> _TASK DESCRIPTION_
All lines below containing "title" are to be listed.

> _Saved data entries_

────────

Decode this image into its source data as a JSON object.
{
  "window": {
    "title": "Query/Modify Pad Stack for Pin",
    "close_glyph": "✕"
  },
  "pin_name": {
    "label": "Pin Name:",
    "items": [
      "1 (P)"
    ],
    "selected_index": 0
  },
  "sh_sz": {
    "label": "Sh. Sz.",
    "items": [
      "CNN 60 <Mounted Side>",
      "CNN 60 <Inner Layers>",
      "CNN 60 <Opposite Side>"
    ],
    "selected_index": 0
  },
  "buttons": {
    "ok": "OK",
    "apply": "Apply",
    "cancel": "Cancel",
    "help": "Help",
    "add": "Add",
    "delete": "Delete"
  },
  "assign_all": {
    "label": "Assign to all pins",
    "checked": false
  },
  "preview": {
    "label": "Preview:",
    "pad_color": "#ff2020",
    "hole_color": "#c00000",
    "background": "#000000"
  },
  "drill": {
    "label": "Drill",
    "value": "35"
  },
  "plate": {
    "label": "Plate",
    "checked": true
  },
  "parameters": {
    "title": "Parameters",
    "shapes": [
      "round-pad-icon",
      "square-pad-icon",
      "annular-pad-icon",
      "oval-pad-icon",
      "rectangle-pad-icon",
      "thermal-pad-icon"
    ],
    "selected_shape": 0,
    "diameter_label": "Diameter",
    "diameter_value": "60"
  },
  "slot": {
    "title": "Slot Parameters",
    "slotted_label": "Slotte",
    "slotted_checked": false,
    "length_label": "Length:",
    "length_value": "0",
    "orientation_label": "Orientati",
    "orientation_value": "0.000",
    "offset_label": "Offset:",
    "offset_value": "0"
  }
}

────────

> _ANSWER TO THE EXERCISE_
    "title": "Query/Modify Pad Stack for Pin",
    "title": "Parameters",
    "title": "Slot Parameters",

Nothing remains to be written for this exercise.